Every line of the entries that holds the word "читов" is to be copied.

---------- Data extract ----------

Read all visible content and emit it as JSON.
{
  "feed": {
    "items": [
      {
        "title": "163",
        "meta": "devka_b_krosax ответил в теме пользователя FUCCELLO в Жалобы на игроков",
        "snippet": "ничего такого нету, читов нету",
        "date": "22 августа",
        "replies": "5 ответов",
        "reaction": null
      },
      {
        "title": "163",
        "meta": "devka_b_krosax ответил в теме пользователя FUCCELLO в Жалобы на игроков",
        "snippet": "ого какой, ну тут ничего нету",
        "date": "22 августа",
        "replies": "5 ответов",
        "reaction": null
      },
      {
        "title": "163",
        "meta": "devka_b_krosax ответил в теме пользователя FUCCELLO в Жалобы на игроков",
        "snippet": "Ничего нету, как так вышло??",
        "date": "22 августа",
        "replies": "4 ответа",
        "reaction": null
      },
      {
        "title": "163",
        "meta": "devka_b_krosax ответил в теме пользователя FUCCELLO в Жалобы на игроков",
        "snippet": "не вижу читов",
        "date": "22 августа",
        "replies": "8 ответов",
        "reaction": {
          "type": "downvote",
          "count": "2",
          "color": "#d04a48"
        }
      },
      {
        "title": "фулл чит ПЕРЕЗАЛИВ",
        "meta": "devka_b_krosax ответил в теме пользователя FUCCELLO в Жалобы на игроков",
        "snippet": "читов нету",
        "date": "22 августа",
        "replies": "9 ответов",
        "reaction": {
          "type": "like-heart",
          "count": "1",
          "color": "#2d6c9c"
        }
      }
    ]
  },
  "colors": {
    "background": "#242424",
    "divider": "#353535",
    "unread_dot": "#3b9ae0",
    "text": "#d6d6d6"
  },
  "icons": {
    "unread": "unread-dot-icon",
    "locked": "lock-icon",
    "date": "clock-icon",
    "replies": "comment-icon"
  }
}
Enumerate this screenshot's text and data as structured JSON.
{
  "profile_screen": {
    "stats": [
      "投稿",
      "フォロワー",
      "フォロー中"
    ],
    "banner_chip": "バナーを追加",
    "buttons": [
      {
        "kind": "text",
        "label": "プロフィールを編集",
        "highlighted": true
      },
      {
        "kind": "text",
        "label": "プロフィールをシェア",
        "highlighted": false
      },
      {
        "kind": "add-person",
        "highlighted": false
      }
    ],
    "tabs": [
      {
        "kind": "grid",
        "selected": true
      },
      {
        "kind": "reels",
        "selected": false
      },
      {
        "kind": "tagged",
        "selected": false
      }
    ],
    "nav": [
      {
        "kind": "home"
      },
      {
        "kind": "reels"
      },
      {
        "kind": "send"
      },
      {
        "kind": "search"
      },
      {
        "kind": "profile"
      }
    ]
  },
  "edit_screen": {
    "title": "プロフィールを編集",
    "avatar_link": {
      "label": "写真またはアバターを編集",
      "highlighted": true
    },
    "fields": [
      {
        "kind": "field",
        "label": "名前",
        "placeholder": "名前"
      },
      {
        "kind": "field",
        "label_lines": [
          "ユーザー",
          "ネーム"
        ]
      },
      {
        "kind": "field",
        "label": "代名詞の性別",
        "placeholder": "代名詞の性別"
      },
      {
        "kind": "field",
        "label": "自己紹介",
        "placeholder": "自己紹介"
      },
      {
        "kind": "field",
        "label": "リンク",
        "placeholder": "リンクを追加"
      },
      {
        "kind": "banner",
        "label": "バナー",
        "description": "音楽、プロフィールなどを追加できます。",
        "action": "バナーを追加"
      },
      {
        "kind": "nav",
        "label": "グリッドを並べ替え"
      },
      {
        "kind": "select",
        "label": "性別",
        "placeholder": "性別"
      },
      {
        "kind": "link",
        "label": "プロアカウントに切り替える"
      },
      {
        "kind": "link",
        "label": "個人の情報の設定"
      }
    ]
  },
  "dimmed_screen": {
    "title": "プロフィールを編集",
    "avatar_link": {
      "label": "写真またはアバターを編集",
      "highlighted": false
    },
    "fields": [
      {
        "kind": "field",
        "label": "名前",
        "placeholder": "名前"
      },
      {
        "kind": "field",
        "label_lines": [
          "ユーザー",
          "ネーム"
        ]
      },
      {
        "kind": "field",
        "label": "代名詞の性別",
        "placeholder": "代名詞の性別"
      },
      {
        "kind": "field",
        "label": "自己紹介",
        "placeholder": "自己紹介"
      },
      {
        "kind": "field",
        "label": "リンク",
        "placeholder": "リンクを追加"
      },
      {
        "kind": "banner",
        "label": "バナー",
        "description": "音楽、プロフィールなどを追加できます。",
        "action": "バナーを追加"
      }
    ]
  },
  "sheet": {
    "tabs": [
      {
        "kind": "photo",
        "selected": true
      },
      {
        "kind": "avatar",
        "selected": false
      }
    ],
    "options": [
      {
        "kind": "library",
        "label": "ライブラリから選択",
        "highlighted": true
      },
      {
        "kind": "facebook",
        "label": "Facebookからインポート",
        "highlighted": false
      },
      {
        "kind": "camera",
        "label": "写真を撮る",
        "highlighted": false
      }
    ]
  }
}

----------

Problem solution>
        "snippet": "ничего такого нету, читов нету",
        "snippet": "не вижу читов",
        "snippet": "читов нету",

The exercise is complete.